▶ [Task item] Everything in the listing below except the pictures should be reproduced exactly.

+ + + +

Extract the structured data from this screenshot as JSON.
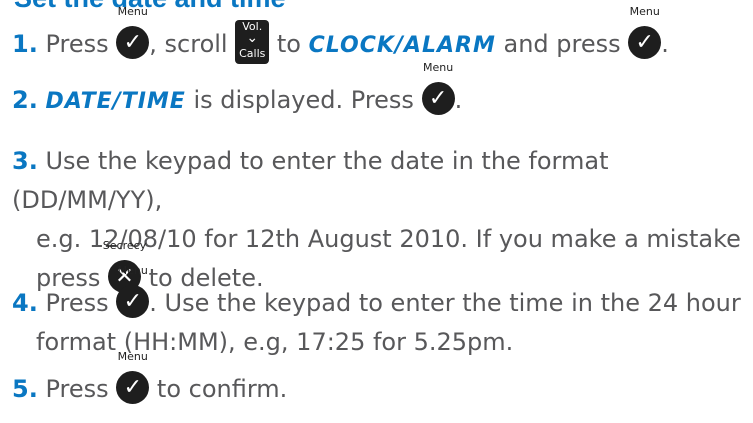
{
  "heading": "Set the date and time",
  "keys": {
    "menu_caption": "Menu",
    "secrecy_caption": "Secrecy",
    "vol_top": "Vol.",
    "vol_bottom": "Calls"
  },
  "steps": [
    {
      "number": "1.",
      "t1": "Press",
      "t2": ", scroll",
      "t3": "to",
      "display": "CLOCK/ALARM",
      "t4": "and press",
      "t5": "."
    },
    {
      "number": "2.",
      "display": "DATE/TIME",
      "t1": "is displayed. Press",
      "t2": "."
    },
    {
      "number": "3.",
      "line1": "Use the keypad to enter the date in the format (DD/MM/YY),",
      "line2": "e.g. 12/08/10 for 12th August 2010. If you make a mistake",
      "line3a": "press",
      "line3b": "to delete."
    },
    {
      "number": "4.",
      "t1": "Press",
      "t2": ". Use the keypad to enter the time in the 24 hour",
      "line2": "format (HH:MM), e.g, 17:25 for 5.25pm."
    },
    {
      "number": "5.",
      "t1": "Press",
      "t2": "to confirm."
    }
  ]
}
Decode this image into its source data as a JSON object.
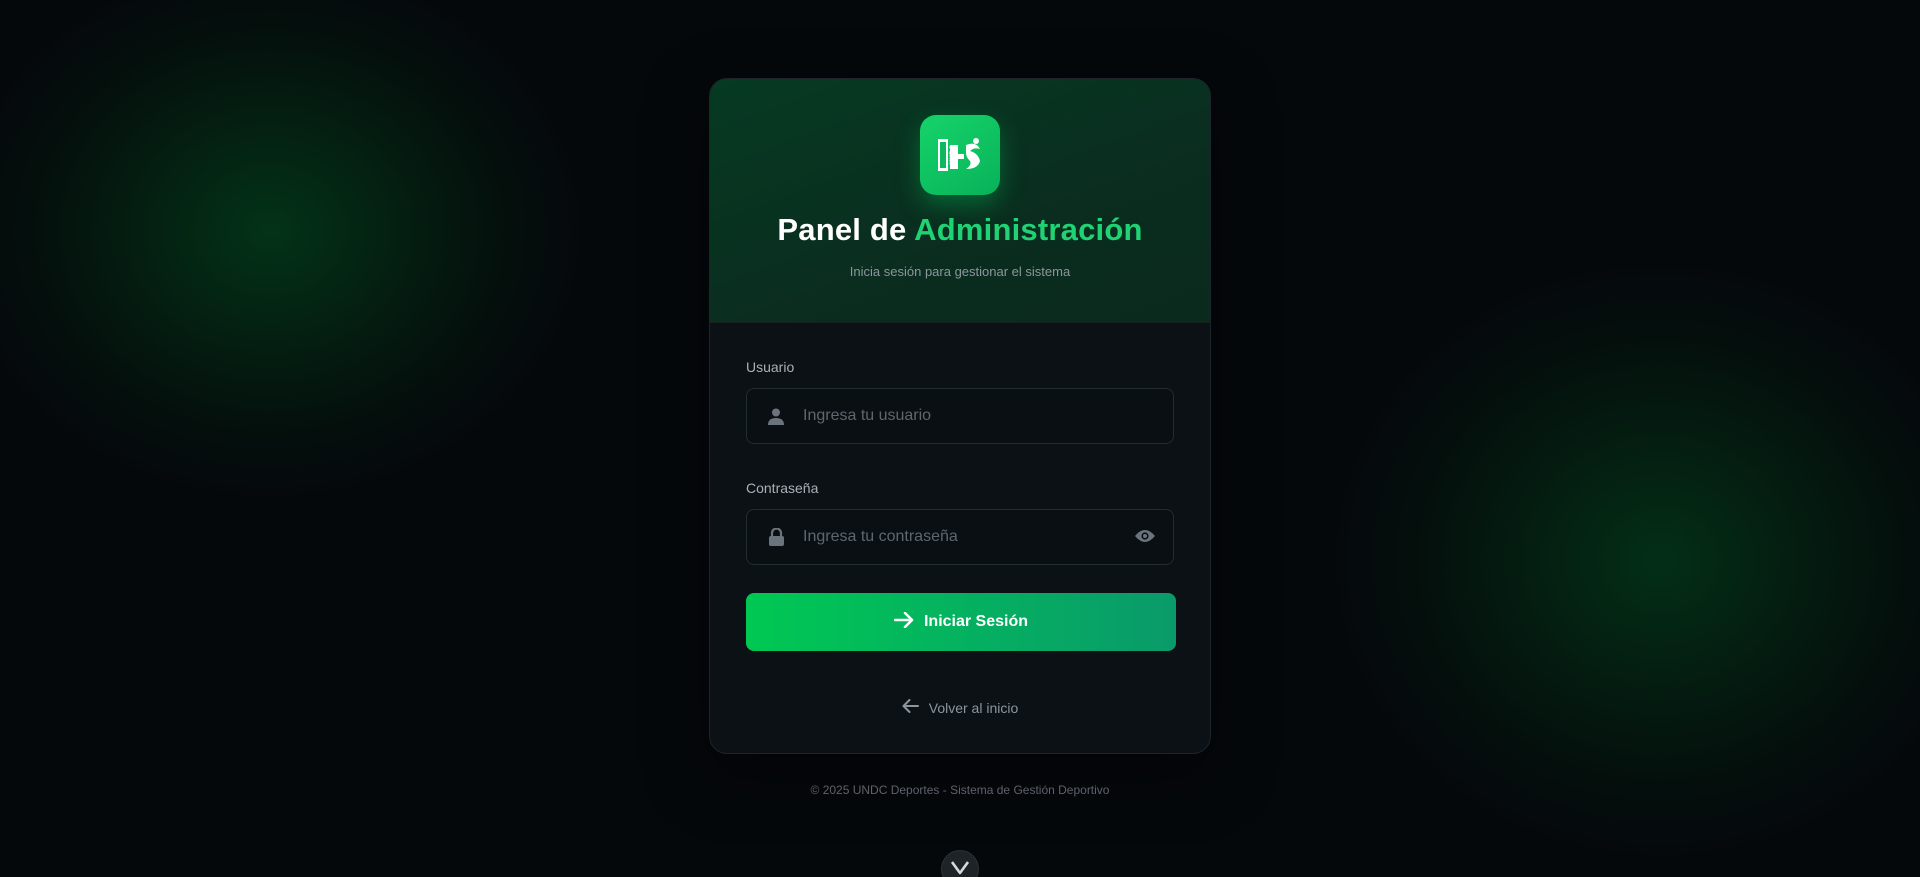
{
  "header": {
    "logo_icon": "undc-deportes-logo-icon",
    "title_main": "Panel de",
    "title_accent": "Administración",
    "subtitle": "Inicia sesión para gestionar el sistema"
  },
  "form": {
    "username": {
      "label": "Usuario",
      "placeholder": "Ingresa tu usuario",
      "value": "",
      "icon": "user-icon"
    },
    "password": {
      "label": "Contraseña",
      "placeholder": "Ingresa tu contraseña",
      "value": "",
      "icon": "lock-icon",
      "toggle_icon": "eye-icon"
    },
    "submit_label": "Iniciar Sesión",
    "submit_icon": "arrow-right-icon"
  },
  "back_link": {
    "label": "Volver al inicio",
    "icon": "arrow-left-icon"
  },
  "footer": {
    "text": "© 2025 UNDC Deportes - Sistema de Gestión Deportivo"
  },
  "colors": {
    "accent": "#1fd374",
    "button_start": "#00c853",
    "button_end": "#0a9a6a",
    "background": "#05080b"
  }
}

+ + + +

▶ [Task response]
Extract the structured data from this screenshot as JSON.
{
  "heading": "Set the date and time",
  "keys": {
    "menu_caption": "Menu",
    "secrecy_caption": "Secrecy",
    "vol_top": "Vol.",
    "vol_bottom": "Calls"
  },
  "steps": [
    {
      "number": "1.",
      "t1": "Press",
      "t2": ", scroll",
      "t3": "to",
      "display": "CLOCK/ALARM",
      "t4": "and press",
      "t5": "."
    },
    {
      "number": "2.",
      "display": "DATE/TIME",
      "t1": "is displayed. Press",
      "t2": "."
    },
    {
      "number": "3.",
      "line1": "Use the keypad to enter the date in the format (DD/MM/YY),",
      "line2": "e.g. 12/08/10 for 12th August 2010. If you make a mistake",
      "line3a": "press",
      "line3b": "to delete."
    },
    {
      "number": "4.",
      "t1": "Press",
      "t2": ". Use the keypad to enter the time in the 24 hour",
      "line2": "format (HH:MM), e.g, 17:25 for 5.25pm."
    },
    {
      "number": "5.",
      "t1": "Press",
      "t2": "to confirm."
    }
  ]
}
Decode this image into its source data as a JSON object.
{
  "header": {
    "logo_icon": "undc-deportes-logo-icon",
    "title_main": "Panel de",
    "title_accent": "Administración",
    "subtitle": "Inicia sesión para gestionar el sistema"
  },
  "form": {
    "username": {
      "label": "Usuario",
      "placeholder": "Ingresa tu usuario",
      "value": "",
      "icon": "user-icon"
    },
    "password": {
      "label": "Contraseña",
      "placeholder": "Ingresa tu contraseña",
      "value": "",
      "icon": "lock-icon",
      "toggle_icon": "eye-icon"
    },
    "submit_label": "Iniciar Sesión",
    "submit_icon": "arrow-right-icon"
  },
  "back_link": {
    "label": "Volver al inicio",
    "icon": "arrow-left-icon"
  },
  "footer": {
    "text": "© 2025 UNDC Deportes - Sistema de Gestión Deportivo"
  },
  "colors": {
    "accent": "#1fd374",
    "button_start": "#00c853",
    "button_end": "#0a9a6a",
    "background": "#05080b"
  }
}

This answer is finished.